280 players dressed and played for an NLL team in the 2018-19 season. With all the talent that is spread across the continent, it may seem like a difficult task to narrow down that list of 280 players to the one player that can be considered the Most Valuable Player, but fortunately we’re here to help.
If someone asked you right now who the best lacrosse player in the world is, we’d put money down that Lyle Thompson’s name jumped into your brain. And that shouldn’t come as a surprise, especially if you paid attention to Lyle’s 2018-19 season. In a season in which he finished with 105 points (43G, 62A), Lyle continued to showcase his talents on both sides of the floor as the most complete player in the league.
With the announcement that Lyle is once again a finalist for the National Lacrosse League’s Most Valuable Player alongside Calgary’s Dane Dobbie and Buffalo’s Matt Vinc, we’re hitting the campaign trail for the 2017 NLL MVP and pleading his case for why he deserves that second MVP trophy on his mantle. While Dobbie and Vinc both had phenomenal seasons, this article will focus solely on why Lyle proved he was the best player during the 2018-19 season (that and it’s kind of hard to compare a forward and a goalie).
First, let’s lay out what Lyle did this season:
Lyle Thompson 2018-19 Regular Season Statistics
Lyle led the Swarm in goals, assists, points, goals for per game, points per game, and was tied for the most power play goals on the team. He was second in assists for per game, loose balls, caused turnovers, and shooting percentage among forwards.

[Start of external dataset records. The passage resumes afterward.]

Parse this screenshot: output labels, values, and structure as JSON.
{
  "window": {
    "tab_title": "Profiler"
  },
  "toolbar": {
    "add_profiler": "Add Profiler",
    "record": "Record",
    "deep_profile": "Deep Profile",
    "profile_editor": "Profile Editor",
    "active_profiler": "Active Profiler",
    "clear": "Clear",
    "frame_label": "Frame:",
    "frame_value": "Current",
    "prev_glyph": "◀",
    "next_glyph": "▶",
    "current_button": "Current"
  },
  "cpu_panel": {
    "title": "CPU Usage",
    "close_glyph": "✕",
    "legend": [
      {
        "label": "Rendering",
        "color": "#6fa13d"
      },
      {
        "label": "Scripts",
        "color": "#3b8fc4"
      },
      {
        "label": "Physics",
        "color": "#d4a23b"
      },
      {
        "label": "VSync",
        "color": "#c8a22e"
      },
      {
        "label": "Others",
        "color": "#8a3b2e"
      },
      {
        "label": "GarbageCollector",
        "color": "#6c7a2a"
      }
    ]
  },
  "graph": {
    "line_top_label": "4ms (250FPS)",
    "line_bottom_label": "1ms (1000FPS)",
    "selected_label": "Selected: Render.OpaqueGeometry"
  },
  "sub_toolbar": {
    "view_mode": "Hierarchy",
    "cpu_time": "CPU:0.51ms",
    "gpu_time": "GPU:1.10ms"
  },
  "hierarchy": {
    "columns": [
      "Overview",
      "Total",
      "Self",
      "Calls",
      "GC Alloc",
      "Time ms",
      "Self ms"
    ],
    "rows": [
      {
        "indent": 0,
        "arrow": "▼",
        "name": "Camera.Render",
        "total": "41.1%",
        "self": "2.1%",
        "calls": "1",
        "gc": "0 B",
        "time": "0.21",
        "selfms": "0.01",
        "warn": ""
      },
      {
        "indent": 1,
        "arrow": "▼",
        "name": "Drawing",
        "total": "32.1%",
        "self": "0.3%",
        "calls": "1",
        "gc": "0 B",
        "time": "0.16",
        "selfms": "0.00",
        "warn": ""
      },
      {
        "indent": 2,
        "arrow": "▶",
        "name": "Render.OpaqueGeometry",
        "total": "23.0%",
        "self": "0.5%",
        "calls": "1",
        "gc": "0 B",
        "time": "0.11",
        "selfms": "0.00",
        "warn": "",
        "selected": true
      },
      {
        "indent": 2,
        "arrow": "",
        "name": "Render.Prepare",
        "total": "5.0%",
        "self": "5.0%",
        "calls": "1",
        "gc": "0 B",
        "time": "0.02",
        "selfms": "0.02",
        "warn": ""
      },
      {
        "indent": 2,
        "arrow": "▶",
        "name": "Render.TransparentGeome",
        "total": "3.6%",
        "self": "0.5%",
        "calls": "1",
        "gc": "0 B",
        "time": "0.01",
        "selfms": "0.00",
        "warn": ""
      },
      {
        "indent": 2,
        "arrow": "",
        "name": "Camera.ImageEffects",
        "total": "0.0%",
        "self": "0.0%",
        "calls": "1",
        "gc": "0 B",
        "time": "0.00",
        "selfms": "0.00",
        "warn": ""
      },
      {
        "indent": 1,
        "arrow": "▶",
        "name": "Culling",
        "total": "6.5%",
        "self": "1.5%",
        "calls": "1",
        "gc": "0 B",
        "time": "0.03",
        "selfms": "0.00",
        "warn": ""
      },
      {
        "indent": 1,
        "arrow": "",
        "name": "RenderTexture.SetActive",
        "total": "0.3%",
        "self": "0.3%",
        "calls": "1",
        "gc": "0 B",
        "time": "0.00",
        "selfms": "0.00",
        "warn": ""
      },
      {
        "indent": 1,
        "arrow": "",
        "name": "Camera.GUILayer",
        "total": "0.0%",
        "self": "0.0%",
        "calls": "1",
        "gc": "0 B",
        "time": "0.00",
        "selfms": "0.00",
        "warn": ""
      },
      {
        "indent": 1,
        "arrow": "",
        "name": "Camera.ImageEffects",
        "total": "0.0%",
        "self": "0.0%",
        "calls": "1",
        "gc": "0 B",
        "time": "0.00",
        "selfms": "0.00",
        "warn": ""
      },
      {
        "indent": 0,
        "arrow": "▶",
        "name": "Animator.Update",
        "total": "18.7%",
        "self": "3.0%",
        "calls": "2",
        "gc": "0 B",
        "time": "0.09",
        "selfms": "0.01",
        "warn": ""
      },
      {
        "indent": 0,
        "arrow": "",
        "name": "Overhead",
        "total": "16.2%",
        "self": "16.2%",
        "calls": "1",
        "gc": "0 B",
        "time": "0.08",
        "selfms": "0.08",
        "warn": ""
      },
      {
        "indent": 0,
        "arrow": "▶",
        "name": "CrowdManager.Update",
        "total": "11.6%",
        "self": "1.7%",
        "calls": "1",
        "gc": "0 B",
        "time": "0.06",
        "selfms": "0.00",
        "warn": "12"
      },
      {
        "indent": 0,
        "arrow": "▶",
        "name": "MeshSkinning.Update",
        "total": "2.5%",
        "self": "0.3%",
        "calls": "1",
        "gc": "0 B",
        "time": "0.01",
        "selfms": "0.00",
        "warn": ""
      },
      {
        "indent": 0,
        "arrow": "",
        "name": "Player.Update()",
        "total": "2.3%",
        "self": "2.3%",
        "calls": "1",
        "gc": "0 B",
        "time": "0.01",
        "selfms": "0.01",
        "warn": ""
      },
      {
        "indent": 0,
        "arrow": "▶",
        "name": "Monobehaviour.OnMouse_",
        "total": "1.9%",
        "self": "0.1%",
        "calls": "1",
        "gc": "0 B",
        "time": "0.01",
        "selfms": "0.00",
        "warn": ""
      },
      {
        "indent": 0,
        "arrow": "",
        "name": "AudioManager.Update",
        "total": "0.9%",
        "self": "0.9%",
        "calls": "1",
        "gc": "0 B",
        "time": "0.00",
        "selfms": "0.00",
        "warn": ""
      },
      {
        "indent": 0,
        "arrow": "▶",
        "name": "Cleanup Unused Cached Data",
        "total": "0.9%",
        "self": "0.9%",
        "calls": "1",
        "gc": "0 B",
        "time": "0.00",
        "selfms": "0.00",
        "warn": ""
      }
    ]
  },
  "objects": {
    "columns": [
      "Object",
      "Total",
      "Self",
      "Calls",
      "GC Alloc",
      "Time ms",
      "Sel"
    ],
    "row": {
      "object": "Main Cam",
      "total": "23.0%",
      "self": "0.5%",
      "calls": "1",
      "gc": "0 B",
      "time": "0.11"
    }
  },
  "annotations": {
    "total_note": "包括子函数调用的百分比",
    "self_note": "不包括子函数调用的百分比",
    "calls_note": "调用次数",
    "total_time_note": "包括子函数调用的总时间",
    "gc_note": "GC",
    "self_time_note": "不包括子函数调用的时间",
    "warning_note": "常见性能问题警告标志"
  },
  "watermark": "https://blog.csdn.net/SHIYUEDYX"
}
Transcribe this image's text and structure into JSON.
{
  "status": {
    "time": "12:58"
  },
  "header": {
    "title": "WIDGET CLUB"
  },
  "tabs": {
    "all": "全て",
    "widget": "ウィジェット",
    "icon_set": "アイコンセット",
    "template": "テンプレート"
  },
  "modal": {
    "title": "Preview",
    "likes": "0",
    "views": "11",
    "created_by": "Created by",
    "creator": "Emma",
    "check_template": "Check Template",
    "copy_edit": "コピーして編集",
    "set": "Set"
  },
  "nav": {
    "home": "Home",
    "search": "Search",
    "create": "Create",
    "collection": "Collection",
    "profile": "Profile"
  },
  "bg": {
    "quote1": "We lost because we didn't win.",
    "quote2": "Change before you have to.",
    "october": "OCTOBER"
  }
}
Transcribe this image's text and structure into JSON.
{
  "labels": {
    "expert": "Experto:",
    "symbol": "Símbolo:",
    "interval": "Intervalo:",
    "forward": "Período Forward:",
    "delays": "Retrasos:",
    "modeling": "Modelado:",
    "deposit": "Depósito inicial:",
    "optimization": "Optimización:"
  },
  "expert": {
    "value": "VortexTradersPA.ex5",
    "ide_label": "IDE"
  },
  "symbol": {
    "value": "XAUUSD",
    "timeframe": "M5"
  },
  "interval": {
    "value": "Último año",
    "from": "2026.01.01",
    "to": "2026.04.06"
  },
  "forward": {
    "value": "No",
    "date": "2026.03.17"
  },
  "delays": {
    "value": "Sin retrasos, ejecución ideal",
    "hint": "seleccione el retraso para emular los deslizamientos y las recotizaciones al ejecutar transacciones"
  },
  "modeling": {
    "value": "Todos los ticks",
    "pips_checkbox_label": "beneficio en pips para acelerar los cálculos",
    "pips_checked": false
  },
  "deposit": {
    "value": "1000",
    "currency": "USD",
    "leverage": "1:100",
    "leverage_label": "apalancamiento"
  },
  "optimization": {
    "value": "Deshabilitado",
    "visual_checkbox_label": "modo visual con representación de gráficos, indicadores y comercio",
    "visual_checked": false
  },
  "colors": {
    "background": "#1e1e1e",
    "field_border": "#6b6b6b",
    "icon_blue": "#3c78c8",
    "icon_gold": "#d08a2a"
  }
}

Compared to his MVP season, Lyle’s shooting was particularly effective. He set a new high in shooting percentage while taking less shots, and his shots-on-goal percentage was better by 2.5%.
Among NLL forwards, the University at Albany product was third in goals and points, eighth in assists, fourth in loose balls, and led in caused turnovers.
How does Lyle’s season compare to previous MVP winners? Pretty solidly:
|John Grant, Jr.||2012||14||50||66||116||24||19||20||2||1||57||54||2||219||192||.228||.877||0-0|
|John Grant, Jr.||2007||15||51||60||111||40||14||22||5||6||81||–||–||272||199||.188||.732||0-0|
(A couple quick notes: we only have statistics going back to 2005, faceoffs weren’t tracked until 2006, and turnovers and caused turnovers weren’t tracked until 2011. Hence those empty cells you see. All the math below accounts for these discrepancies. Also, every MVP since ’05 has been a forward, except for when Steve Dietrich won it as a goaltender with Buffalo in 2006. He’s obviously missing from the above graph.)
Average all that out, and you get:
Lyle’s just under the averages for goals, assists and points. He’s surpassed the loose balls total by a health margin, has a healthier gap between the average turnover rate and his 32 this season, and is nearly double in the caused turnover category. As noted earlier, his shooting percentage is higher than when he won MVP in 2017 and is .5% above the average.
Also of note is how Lyle’s six penalty minutes matches the low mark set by Mark Matthews last season when he won MVP. And finally, Lyle’s the only player on here to participate in faceoffs, helping showcase all he can do on the floor.
While we unfortunately do not have a wealth of defensive statistics to pull from, we all remember a time where Lyle played an offensive shift, transitioned to defense, then went right back to offense like it was nothing. Not many players have the motor that Lyle has to play as much as he does, and fewer still can be a dynamic offensive threat and play some shutdown defense.
And that shutdown defense is the real reason why we know Lyle’s the best player in the world. Like a shark sensing blood in the water, Lyle knows when to strike and get the ball back for his team, and the efforts he goes through to help the Swarm regain or extend a possession are unmatched.
Forwards sometimes get caught playing a defensive shift, and coaches tend to hold their breath hoping they aren’t taken advantage of and scored on. With Lyle, there’s no such fear. He plays cerebral defense and will go after a loose ball like his life depends on it.
Season after season, we’ve seen Lyle elevate his game and remain the game’s most complete player no matter what side of the floor he’s on. His 2018-19 campaign was no different as Lyle terrorized both zones.
And when you have a player make an impact both offensively and defensively, something few in the NLL can claim, well, that seems to us to be the definition of a Most Valuable Player, no?